I can remember back in high school when we were shown the Academy Award winning documentary "Scared Straight." The film takes a group of juvenile offenders into the maximum-security New Jersey state prison, Rahway (now known as East Jersey State Prison). There, the young offenders are introduced to some "lifers." 

In the film, according to Wikipedia:

...the subject of the documentary is a group of juvenile delinquents and their three-hour session with actual convicts. Filmed at Rahway State Prison, a group of inmates known as the "lifers" berate, scream at, and terrify the young offenders in an attempt to "scare them straight," (hence the film's title), so that those teenagers will avoid prison life. At film's end, the teenagers say that they have decided that they don't want to end up in jail. The film ends with a "roll call" of the teens, revealing that most were "scared straight", though a few were said to have reoffended.

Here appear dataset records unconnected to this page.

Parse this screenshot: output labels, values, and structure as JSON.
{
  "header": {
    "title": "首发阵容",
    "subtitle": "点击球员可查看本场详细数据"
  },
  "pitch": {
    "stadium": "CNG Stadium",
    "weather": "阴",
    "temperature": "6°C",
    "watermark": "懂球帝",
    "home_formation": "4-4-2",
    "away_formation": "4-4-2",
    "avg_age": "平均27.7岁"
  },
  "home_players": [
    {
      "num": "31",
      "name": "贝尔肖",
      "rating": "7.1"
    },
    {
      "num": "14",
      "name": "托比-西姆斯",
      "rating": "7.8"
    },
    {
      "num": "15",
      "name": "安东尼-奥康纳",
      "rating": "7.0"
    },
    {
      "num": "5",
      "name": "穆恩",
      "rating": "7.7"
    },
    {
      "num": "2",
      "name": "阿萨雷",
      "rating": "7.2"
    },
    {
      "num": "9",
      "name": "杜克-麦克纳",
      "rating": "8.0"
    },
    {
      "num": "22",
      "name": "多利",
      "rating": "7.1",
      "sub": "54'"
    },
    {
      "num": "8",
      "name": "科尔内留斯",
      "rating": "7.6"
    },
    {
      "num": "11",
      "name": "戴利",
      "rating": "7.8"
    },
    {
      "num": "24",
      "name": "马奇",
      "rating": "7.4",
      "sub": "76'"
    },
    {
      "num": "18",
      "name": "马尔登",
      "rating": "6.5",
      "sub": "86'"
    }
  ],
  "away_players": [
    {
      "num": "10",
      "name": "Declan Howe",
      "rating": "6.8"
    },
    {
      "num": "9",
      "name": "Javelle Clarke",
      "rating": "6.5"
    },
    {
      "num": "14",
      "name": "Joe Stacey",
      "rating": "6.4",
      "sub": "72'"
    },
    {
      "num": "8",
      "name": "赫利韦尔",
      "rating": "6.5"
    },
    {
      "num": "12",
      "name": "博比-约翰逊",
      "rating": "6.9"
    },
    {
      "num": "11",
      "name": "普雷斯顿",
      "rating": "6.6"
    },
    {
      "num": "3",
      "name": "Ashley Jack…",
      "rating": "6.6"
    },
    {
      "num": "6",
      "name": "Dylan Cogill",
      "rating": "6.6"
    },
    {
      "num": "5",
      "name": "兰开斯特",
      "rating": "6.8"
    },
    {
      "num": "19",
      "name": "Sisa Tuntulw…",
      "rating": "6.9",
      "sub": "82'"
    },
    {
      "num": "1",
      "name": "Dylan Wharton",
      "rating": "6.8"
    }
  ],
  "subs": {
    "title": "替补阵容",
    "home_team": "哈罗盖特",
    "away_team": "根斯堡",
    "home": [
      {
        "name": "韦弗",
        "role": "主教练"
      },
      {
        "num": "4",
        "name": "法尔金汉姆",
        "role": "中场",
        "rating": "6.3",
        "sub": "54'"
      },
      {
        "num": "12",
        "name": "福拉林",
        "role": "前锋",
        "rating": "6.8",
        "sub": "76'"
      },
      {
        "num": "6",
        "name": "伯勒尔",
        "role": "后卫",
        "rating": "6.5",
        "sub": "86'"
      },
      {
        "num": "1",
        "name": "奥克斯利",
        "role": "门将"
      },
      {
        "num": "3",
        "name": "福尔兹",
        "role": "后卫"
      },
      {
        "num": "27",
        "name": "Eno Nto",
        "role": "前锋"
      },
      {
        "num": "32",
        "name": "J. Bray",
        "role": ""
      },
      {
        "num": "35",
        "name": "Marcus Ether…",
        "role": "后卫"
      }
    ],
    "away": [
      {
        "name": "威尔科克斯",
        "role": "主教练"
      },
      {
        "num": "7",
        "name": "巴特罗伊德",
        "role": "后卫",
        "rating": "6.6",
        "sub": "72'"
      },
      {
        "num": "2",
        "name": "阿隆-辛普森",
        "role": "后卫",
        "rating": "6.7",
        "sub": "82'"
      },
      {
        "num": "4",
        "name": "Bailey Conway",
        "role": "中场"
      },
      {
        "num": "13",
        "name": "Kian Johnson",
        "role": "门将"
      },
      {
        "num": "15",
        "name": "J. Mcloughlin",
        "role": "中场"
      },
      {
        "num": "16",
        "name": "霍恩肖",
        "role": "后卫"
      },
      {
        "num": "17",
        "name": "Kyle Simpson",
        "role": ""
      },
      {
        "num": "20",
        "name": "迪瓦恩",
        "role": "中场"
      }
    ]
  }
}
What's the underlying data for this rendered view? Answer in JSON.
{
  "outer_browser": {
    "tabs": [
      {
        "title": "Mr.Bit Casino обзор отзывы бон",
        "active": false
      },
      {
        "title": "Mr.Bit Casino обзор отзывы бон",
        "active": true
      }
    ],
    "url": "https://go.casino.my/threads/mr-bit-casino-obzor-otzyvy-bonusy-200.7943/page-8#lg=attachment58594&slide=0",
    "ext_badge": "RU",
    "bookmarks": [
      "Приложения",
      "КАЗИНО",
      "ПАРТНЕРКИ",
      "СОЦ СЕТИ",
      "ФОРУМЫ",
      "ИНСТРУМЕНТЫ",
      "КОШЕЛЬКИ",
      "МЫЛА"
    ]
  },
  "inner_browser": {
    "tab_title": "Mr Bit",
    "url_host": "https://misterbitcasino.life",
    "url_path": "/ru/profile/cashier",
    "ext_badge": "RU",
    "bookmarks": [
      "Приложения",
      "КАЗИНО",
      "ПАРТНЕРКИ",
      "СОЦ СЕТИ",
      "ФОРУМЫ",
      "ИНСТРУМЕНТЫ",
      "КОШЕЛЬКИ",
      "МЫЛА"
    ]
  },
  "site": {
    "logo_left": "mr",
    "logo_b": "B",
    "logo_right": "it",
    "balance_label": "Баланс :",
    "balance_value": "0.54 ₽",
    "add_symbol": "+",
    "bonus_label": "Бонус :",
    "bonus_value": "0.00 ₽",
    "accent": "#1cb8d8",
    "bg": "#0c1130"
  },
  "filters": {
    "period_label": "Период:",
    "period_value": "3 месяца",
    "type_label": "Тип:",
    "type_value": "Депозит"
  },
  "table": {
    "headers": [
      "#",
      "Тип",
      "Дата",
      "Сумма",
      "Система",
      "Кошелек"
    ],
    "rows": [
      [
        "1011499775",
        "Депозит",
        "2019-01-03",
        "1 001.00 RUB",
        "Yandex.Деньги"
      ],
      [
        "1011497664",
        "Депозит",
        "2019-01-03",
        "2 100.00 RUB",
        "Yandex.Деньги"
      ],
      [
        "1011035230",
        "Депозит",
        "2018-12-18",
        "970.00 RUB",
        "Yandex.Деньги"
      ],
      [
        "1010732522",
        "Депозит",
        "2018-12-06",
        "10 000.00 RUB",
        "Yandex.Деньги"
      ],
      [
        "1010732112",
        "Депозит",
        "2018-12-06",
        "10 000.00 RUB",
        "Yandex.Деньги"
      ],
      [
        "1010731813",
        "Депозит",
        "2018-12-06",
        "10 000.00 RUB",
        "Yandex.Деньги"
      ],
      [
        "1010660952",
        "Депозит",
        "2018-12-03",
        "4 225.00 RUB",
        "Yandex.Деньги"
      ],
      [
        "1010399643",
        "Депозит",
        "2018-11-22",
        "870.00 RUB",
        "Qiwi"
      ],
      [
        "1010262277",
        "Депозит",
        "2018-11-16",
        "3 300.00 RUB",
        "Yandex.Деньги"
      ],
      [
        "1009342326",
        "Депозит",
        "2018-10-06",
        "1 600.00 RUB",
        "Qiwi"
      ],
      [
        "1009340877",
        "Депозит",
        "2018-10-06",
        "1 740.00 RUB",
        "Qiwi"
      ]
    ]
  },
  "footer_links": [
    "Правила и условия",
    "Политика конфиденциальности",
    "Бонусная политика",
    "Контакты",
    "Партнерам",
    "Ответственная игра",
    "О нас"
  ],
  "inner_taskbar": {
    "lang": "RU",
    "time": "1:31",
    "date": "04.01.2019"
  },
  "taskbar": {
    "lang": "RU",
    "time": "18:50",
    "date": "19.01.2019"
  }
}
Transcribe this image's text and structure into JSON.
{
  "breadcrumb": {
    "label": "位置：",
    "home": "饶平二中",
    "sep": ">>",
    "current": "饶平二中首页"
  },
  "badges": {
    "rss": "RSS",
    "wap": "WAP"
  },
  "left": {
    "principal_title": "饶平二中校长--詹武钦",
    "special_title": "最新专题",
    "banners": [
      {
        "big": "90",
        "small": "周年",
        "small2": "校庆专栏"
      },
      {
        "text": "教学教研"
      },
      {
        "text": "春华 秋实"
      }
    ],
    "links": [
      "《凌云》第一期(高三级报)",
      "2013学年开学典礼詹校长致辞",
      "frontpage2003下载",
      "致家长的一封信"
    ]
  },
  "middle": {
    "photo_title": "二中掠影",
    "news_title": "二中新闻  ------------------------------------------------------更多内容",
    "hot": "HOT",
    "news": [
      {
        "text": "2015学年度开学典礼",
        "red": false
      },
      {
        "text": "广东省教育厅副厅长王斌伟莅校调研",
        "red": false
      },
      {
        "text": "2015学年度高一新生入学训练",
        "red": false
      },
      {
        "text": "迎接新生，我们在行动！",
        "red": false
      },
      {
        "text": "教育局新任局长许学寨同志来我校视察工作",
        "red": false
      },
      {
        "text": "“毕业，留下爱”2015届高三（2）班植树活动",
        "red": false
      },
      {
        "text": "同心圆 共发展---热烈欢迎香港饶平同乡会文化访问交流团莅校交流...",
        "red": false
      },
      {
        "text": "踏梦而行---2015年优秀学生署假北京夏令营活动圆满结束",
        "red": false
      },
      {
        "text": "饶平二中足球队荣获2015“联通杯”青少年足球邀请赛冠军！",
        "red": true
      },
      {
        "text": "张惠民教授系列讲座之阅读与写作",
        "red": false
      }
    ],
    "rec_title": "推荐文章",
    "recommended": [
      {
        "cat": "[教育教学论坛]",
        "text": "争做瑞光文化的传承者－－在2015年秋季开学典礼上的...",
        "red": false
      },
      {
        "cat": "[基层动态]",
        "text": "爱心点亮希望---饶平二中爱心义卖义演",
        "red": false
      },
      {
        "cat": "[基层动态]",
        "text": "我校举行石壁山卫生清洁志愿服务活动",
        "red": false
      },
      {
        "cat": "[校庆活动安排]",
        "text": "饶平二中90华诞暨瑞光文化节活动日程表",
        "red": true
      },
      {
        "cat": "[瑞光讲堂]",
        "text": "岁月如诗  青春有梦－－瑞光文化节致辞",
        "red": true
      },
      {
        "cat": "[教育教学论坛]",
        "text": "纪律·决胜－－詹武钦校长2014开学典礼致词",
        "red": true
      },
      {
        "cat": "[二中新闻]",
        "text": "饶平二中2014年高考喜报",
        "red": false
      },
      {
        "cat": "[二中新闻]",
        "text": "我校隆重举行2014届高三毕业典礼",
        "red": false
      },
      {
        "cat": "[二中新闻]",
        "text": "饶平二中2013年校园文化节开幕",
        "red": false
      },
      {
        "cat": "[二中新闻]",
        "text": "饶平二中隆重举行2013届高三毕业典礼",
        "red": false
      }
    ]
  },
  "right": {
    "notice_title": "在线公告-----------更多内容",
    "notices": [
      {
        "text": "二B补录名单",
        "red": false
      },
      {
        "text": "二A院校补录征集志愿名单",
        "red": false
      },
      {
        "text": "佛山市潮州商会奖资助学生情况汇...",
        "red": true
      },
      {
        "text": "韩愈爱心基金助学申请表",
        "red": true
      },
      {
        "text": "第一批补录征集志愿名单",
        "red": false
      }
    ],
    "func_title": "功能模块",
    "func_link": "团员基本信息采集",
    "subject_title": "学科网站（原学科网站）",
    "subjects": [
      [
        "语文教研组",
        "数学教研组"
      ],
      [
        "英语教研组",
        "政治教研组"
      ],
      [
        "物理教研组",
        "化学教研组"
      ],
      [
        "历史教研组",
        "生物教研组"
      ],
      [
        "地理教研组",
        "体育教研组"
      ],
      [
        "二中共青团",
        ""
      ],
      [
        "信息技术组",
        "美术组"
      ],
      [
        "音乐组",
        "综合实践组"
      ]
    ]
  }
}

Although my peers and I were not juvenile offenders, the film worked on us. Not that any of us were considering a life of crime to begin with, but after seeing Scared Straight we knew where we definitely didn't want to wind up.

Nevertheless, the Illinois Department of Corrections says that in 2015, Illinois housed over 45,000 inmates in our state's 25 correctional facilities. Kevin Hoffman, writing for Reboot Illinois, takes a look at the 10 most common crimes that got those inmates tossed in jail:

  1. DUI (1601 incarcerated, 3.4%)
  2. Other Sex Offenses (1710 incarcerated, 3.6%)
  3. Residential Burglary (1828 incarcerated, 3.9%)
  4. Burglary (2449 incarcerated, 5.2%)
  5. Armed Robbery (2866 incarcerated, 6.1%)
  6. Weapons (3109 incarcerated, 6.6%)
  7. Assaultive (3945 incarcerated, 8.4%)
  8. Sexual Assault (4297 incarcerated, 9.1%)
  9. Controlled Substance Act (8074 incarcerated, 17.1%)
  10. Homicide (8812 incarcerated, 18.7%)

By the way, if you think that someone in your life might need some of that Scared Straight motivation, YouTube is loaded with Scared Straight videos. After watching a couple of them this morning, I can attest that they work as well on me at age 52 as they did when I was 17.

Click here to Read Kevin Hoffman's full report at Reboot Illinois.